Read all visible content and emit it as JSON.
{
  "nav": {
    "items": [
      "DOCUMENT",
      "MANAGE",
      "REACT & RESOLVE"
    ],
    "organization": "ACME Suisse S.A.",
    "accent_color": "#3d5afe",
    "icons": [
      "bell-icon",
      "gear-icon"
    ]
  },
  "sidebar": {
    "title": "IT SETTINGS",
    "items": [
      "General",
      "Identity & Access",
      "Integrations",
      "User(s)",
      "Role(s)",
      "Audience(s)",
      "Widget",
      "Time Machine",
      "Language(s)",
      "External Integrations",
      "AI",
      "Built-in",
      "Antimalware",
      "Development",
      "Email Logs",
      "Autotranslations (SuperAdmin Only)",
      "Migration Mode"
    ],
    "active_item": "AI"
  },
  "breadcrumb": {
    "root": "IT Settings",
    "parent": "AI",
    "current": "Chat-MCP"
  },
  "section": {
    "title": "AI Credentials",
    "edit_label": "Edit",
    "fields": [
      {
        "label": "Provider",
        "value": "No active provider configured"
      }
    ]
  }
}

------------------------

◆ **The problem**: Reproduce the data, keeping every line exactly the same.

◆ **Solution for this task**:
Read all visible content and emit it as JSON.
{
  "nav": {
    "items": [
      "DOCUMENT",
      "MANAGE",
      "REACT & RESOLVE"
    ],
    "organization": "ACME Suisse S.A.",
    "accent_color": "#3d5afe",
    "icons": [
      "bell-icon",
      "gear-icon"
    ]
  },
  "sidebar": {
    "title": "IT SETTINGS",
    "items": [
      "General",
      "Identity & Access",
      "Integrations",
      "User(s)",
      "Role(s)",
      "Audience(s)",
      "Widget",
      "Time Machine",
      "Language(s)",
      "External Integrations",
      "AI",
      "Built-in",
      "Antimalware",
      "Development",
      "Email Logs",
      "Autotranslations (SuperAdmin Only)",
      "Migration Mode"
    ],
    "active_item": "AI"
  },
  "breadcrumb": {
    "root": "IT Settings",
    "parent": "AI",
    "current": "Chat-MCP"
  },
  "section": {
    "title": "AI Credentials",
    "edit_label": "Edit",
    "fields": [
      {
        "label": "Provider",
        "value": "No active provider configured"
      }
    ]
  }
}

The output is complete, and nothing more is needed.